At the third session of the International Conference on Chemicals Management (ICCM-3), the International Council of Chemical Associations (ICCA) is calling on all stakeholders to take action to strengthen the Strategic Approach to International Chemicals Management (SAICM), in order to improve and enhance the sound management of chemicals globally.
The goal of SAICM is to ensure that, by 2020, chemicals are produced and used in ways that minimize significant adverse impacts on human health and the environment. ICCA’s appeal for a recommitment to SAICM echoes the call from world leaders at the June United Nations Conference on Sustainable Development (Rio+20), to implement and strengthen SAICM as part of a robust system for the sound management of chemicals throughout their life cycle.
“Today, the chemical industry faces the task of driving innovation in order to develop new products and applications that solve world problems and enable a more sustainable future, while also ensuring the safety and protection of human health and the environment,” said ICCA Council secretary Cal Dooley, president and CEO of the American Chemistry Council. “SAICM provides the innovative framework necessary to meet this challenge and promote the safe handling of chemicals globally. Through our voluntary initiatives such as the Responsible Care Global Charter and the Global Product Strategy, ICCA stands ready to work with world leaders to strengthen SAICM.”
Since the United Nations launched SAICM, ICCA has undertaken a number of activities to support the implementation of the program, including:
• Executing a global training program, through which it has conducted more than 40 “capacity building” workshops over the past four years, to train small- and medium-sized enterprises in developing countries on how to implement the Global Product Strategy (GPS) to enhance their chemicals management programs.
• Participating in an active partnership with the United Nations Environment Programme (UNEP) to develop and promote effective chemicals management regimens around the world.
• Providing technical support for associations and companies that are actively working to build risk management processes and harmonize them with international standards, including establishing best practice principles for developing hazard and exposure information to adequately assess the safety of all chemicals in commerce.
• Sharing information on chemicals in commerce through its GPS Chemicals Portal, a publicly accessible online database with detailed product information on nearly 2500 chemicals written in layman’s language.
• Working with partners, including the United Nations Industrial Development Organization, to provide technical support to address chemical legacy issues, to help prevent human exposures from legacy contamination.
ICCA is hosting a high-level session at ICCM-3 on September 19 that will focus on some of these projects. The event will highlight the importance of partnerships among government, inter-governmental organizations, NGOs, and industry in strengthening SAICM and share examples of capacity building activities in Africa, Southeast Asia, and Eastern Europe.
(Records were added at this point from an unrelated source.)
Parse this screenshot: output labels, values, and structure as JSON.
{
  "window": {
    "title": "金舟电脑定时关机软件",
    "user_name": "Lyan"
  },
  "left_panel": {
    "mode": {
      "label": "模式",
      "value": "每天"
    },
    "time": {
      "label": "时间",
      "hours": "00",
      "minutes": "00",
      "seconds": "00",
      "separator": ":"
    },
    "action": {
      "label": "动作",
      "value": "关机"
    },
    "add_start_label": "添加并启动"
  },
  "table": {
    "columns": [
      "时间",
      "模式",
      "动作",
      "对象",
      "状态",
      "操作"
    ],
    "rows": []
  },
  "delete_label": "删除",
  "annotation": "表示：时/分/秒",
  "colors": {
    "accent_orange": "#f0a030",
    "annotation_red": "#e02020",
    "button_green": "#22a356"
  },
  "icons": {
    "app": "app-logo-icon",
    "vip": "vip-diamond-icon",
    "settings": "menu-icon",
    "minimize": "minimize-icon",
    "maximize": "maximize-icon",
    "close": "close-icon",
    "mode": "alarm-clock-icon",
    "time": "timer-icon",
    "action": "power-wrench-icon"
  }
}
“Through the commitments we have made under the Responsible Care Global Charter and the Global Product Strategy, and our capacity building activities and partnerships with other stakeholders, we are working to improve chemicals management at all levels,” Dooley said.
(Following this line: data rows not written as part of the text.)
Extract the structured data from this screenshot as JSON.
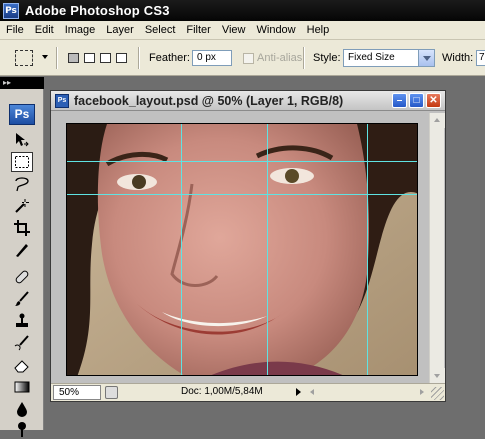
{
  "app": {
    "title": "Adobe Photoshop CS3",
    "logo_text": "Ps"
  },
  "menu": [
    "File",
    "Edit",
    "Image",
    "Layer",
    "Select",
    "Filter",
    "View",
    "Window",
    "Help"
  ],
  "options": {
    "feather_label": "Feather:",
    "feather_value": "0 px",
    "anti_alias_label": "Anti-alias",
    "style_label": "Style:",
    "style_value": "Fixed Size",
    "width_label": "Width:",
    "width_value": "7"
  },
  "toolbox": {
    "badge": "Ps",
    "tools": [
      "move-tool",
      "rectangular-marquee-tool",
      "lasso-tool",
      "magic-wand-tool",
      "crop-tool",
      "slice-tool",
      "healing-brush-tool",
      "brush-tool",
      "clone-stamp-tool",
      "history-brush-tool",
      "eraser-tool",
      "gradient-tool",
      "blur-tool",
      "dodge-tool"
    ]
  },
  "document": {
    "title": "facebook_layout.psd @ 50% (Layer 1, RGB/8)",
    "icon_text": "Ps",
    "zoom": "50%",
    "doc_size": "Doc: 1,00M/5,84M",
    "guide_color": "#5fe3e3"
  }
}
The ICCA is the worldwide voice of the chemical industry, a sector with 2011 turnover of nearly €3 trillion (excluding pharmaceuticals). ICCA’s Responsible Care members account for more than 90 percent of this total. The promotion and coordination of Responsible Care and safe chemicals management through the Global Product Strategy, international climate negotiations, government and business partnerships, regulatory affairs, stakeholder outreach, advocacy and communications are key areas of focus for the Council. For more information, visit www.icca-chem.org.